=== Section Start ===

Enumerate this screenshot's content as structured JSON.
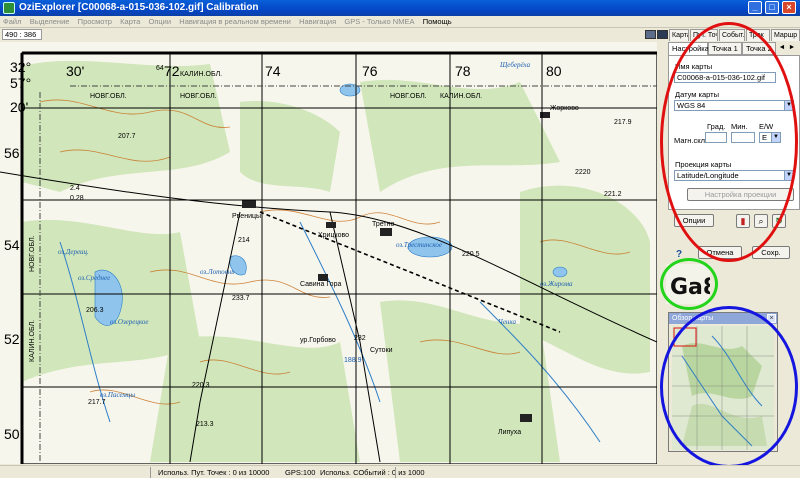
{
  "window": {
    "title": "OziExplorer [C00068-a-015-036-102.gif] Calibration",
    "controls": [
      "_",
      "□",
      "×"
    ]
  },
  "menu": {
    "items": [
      "Файл",
      "Выделение",
      "Просмотр",
      "Карта",
      "Опции",
      "Навигация в реальном времени",
      "Навигация",
      "GPS - Только NMEA",
      "Помощь"
    ]
  },
  "toolbar": {
    "coords": "490 : 386",
    "tabs": [
      "Карта",
      "Пут. Точ.",
      "Событ.",
      "Трек",
      "Маршр"
    ]
  },
  "map": {
    "grid_top": [
      "72",
      "74",
      "76",
      "78",
      "80"
    ],
    "grid_left": [
      "56",
      "54",
      "52",
      "50"
    ],
    "corner_lon": "32°",
    "corner_lon_min": "30'",
    "corner_lat": "57°",
    "corner_lat_min": "20'",
    "corner_small": "64",
    "border_labels": [
      "КАЛИН.ОБЛ.",
      "НОВГ.ОБЛ.",
      "НОВГ.ОБЛ.",
      "КАЛИН.ОБЛ.",
      "НОВГ.ОБЛ."
    ],
    "left_region": "КАЛИН.ОБЛ.",
    "left_region2": "НОВГ.ОБЛ.",
    "places": [
      "Щеберёха",
      "Жорково",
      "Рвеницы",
      "Хрицково",
      "Третно",
      "оз.Трестинское",
      "оз.Дереиц.",
      "оз.Среднее",
      "оз.Лотовнь",
      "оз.Озерецкое",
      "Савина Гора",
      "ур.Горбово",
      "Сутоки",
      "оз.Пасемцы",
      "Липуха",
      "оз.Жирома",
      "Ченка"
    ],
    "heights": [
      "207.7",
      "2.4",
      "0.28",
      "214",
      "233.7",
      "206.3",
      "220.5",
      "220.3",
      "217.7",
      "188.9",
      "232",
      "213.3",
      "2220",
      "217.9",
      "221.2"
    ]
  },
  "calibration": {
    "tabs": [
      "Настройка",
      "Точка 1",
      "Точка 2"
    ],
    "map_name_label": "Имя карты",
    "map_name_value": "C00068-a-015-036-102.gif",
    "datum_label": "Датум карты",
    "datum_value": "WGS 84",
    "deg_label": "Град.",
    "min_label": "Мин.",
    "ew_label": "E/W",
    "magn_label": "Магн.скл.",
    "ew_value": "E",
    "projection_label": "Проекция карты",
    "projection_value": "Latitude/Longitude",
    "projection_setup": "Настройка проекции",
    "options_button": "Опции",
    "cancel_button": "Отмена",
    "save_button": "Сохр.",
    "help": "?"
  },
  "overview": {
    "title": "Обзор карты",
    "close": "×"
  },
  "zoom_text": "Ga8",
  "status": {
    "waypoints": "Использ. Пут. Точек : 0 из 10000",
    "gps": "GPS:100",
    "events": "Использ. СОбытий : 0 из 1000"
  },
  "colors": {
    "titlebar": "#0347c7",
    "ellipse_red": "#e01010",
    "ellipse_green": "#22d41a",
    "ellipse_blue": "#1515e0",
    "grid": "#000000",
    "forest": "#cfe6b8",
    "water": "#8fc4ec",
    "contour": "#c8701e"
  }
}
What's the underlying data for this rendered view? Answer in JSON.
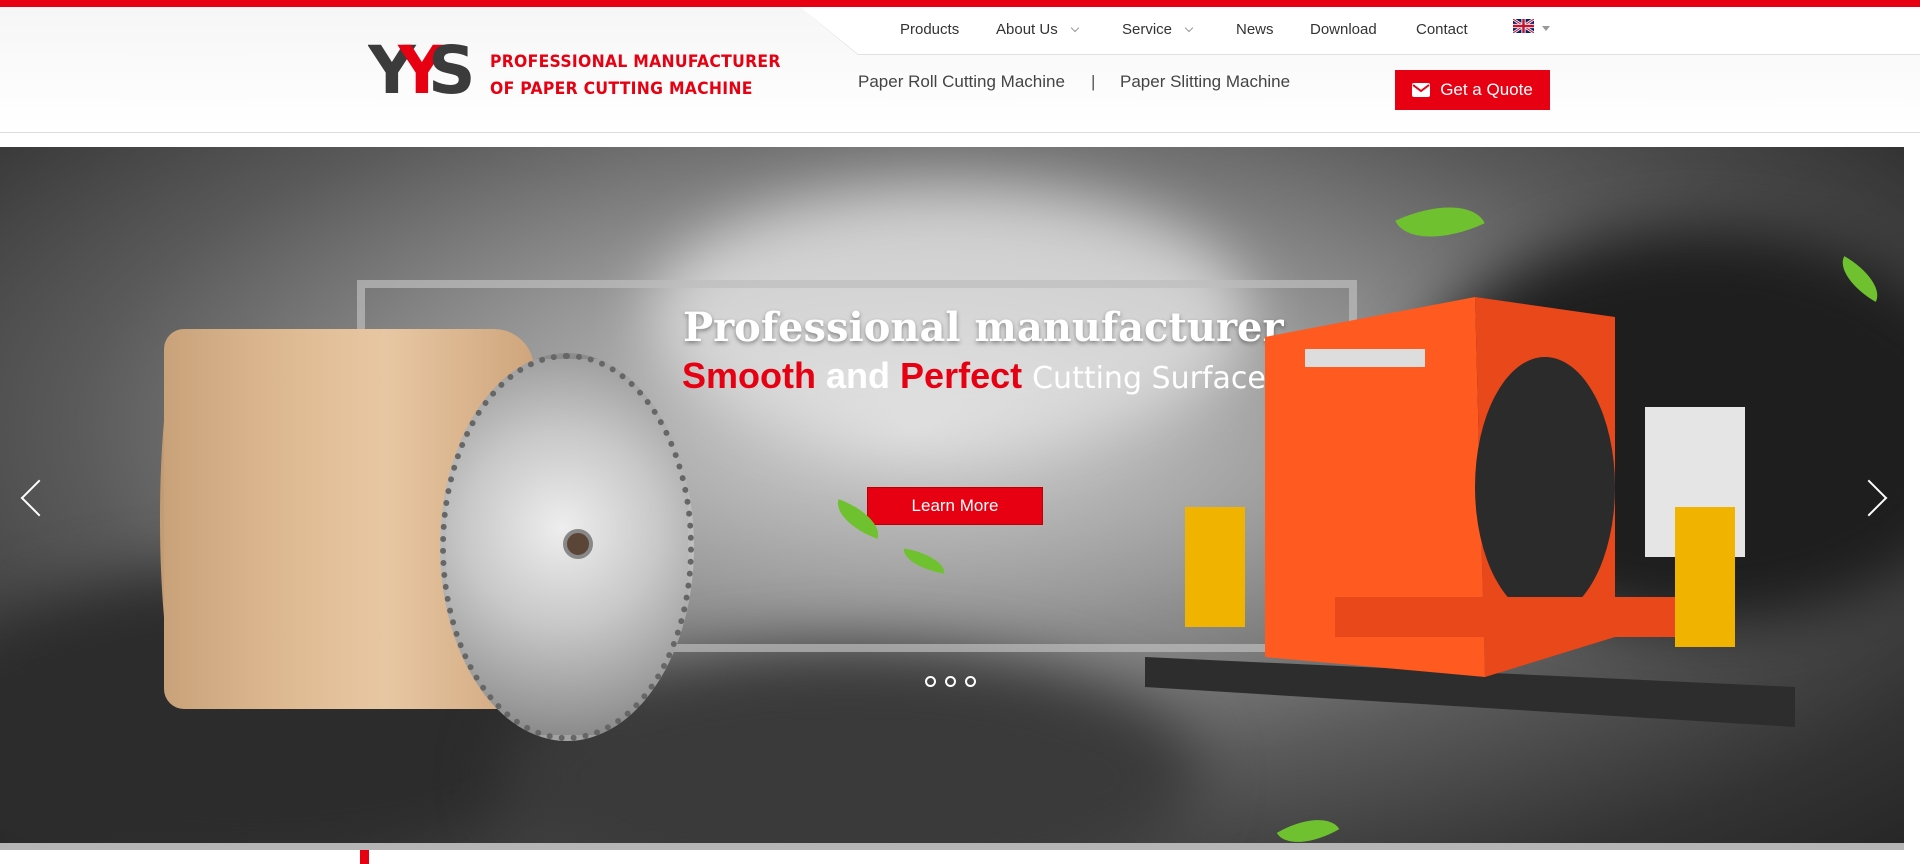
{
  "logo": {
    "mark_text": "YYS",
    "tagline_1": "PROFESSIONAL MANUFACTURER",
    "tagline_2": "OF PAPER CUTTING MACHINE"
  },
  "nav": {
    "items": [
      {
        "label": "Products",
        "dropdown": false
      },
      {
        "label": "About Us",
        "dropdown": true
      },
      {
        "label": "Service",
        "dropdown": true
      },
      {
        "label": "News",
        "dropdown": false
      },
      {
        "label": "Download",
        "dropdown": false
      },
      {
        "label": "Contact",
        "dropdown": false
      }
    ],
    "language_icon": "uk-flag-icon"
  },
  "subnav": {
    "link_1": "Paper Roll Cutting Machine",
    "separator": "|",
    "link_2": "Paper Slitting Machine"
  },
  "quote_button": {
    "label": "Get a Quote",
    "icon": "envelope-icon"
  },
  "hero": {
    "title": "Professional manufacturer",
    "sub_red_1": "Smooth",
    "sub_white": "and",
    "sub_red_2": "Perfect",
    "sub_thin": "Cutting Surface",
    "cta": "Learn More",
    "slides": 3
  },
  "colors": {
    "brand_red": "#e60012"
  }
}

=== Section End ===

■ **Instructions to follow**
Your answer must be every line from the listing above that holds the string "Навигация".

■ **Exercise result**
      "Навигация в реальном времени",
      "Навигация",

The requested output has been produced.